And that's really the crux of it.  There's much here to entertain, but it's done with a sort of commercial appeal.  You can think of it somewhere between Ella Enchanted the book and Ella Enchanted the god-why-did-you-make-that movie (these being the poles on a spectrum from breathtaking to horrifying).  Most of the writing is solid, but it's nothing special.  There were few points at which I thought, "Yes, that!"  Some of the dialogue is quite funny, but much of it reads more like a bouncy contemporary than a fantasy.  Every time the characters used modern teenage slang, I was yanked out of the world and had to dig my way back in.  It's just...okay.  

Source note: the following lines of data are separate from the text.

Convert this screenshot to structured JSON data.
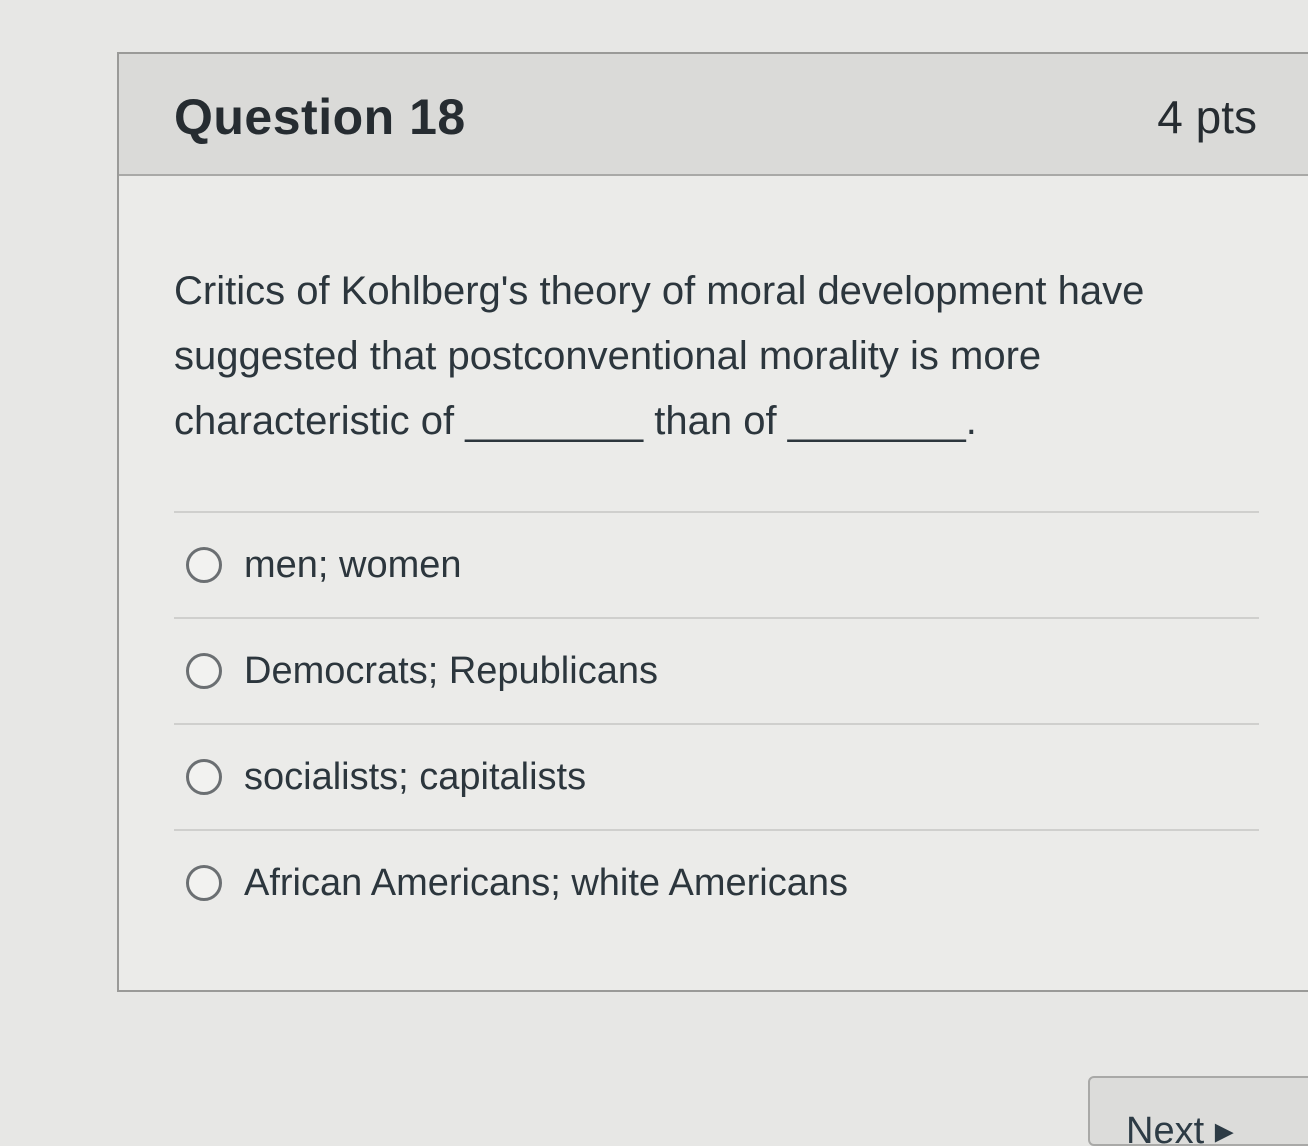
{
  "question": {
    "title": "Question 18",
    "points": "4 pts",
    "text": "Critics of Kohlberg's theory of moral development have suggested that postconventional morality is more characteristic of ________ than of ________."
  },
  "answers": [
    {
      "label": "men; women"
    },
    {
      "label": "Democrats; Republicans"
    },
    {
      "label": "socialists; capitalists"
    },
    {
      "label": "African Americans; white Americans"
    }
  ],
  "navigation": {
    "next_label": "Next ▸"
  }
}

and the plot begs some suspension of disbelief
And that okayness carries over into the plotting.  There's nothing overtly wrong with it.  Boecker has a keen sense of pacing.  It's probably what kept me reading through some of the muddier parts.  I really wanted to know what would happen next.  But it's commercial fantasy.  I thought a lot of the movie Dungeons and Dragons while I read this.  The Witch Hunter is similarly hand-wavey with its explanations, similarly over-the-top and tropey.  But I have a great fondness for that movie, even though I know it's flimsy.  Sometimes, you just need a fun adventure, and you don't need it to be Pulitzer-worthy.  Blackwell is a paper villain.  The sword, Azoth, is utterly too convenient and not well explained.  There is an eye-rolly number of coincidences.  If that bothers you, maybe consider another book.  

but ultimately, it delivers on its promise of excitement.
If you can set that aside, then there is much to enjoy.  Boecker writes with an underlying humor and liveliness that kept my interest.  She also has a certain flair for the cinematic.  Her fight scenes were pretty epic.  The one scene, a fight between Elizabeth and a ghost butler mostly involving dead fowl as weapons, was just hilarious.  Some of the magical scenes towards the end were really atmospheric.  I also cared enough about the characters that I wanted to see them succeed and felt nervous for them when danger drew near.  Plus, she so neatly avoids a love triangle that I wanted to clap.  The Witch Hunter probably won't make it on my Best Of lists, and it certainly doesn't eclipse the intricate brilliance of Throne of Glass or even Graceling.  Then, it doesn't need to.   

in a sentence

The Witch Hunter is a fun, frothy fantasy.  While it leans too heavily on tropes, it certainly delivers an exciting adventure for anyone seeking a light summer read.  


  • 3/5  (on a scale from hated to loved) 
  • 5.5/10  (against everything I've ever read)
  • will i read this author again?  Maybe.  I'm not clamoring to.  
  • will i continue the series?  We'll see.  Probably not a top priority. 

Note: I received this copy from the publisher. The price of the book and its origin in no way affected by stated opinions.


  1. You did a very good review. I think I might have met you during BEA. Your review is well thought out. I liked it a little bit more than you did, but that's okay. I hope you love all your new books.

    Grace @ Books of Love

    1. Thanks! I'm glad you liked it. I'm always sad when I don't like a book as much as I want to.

      Did we meet? Do you remember where it was?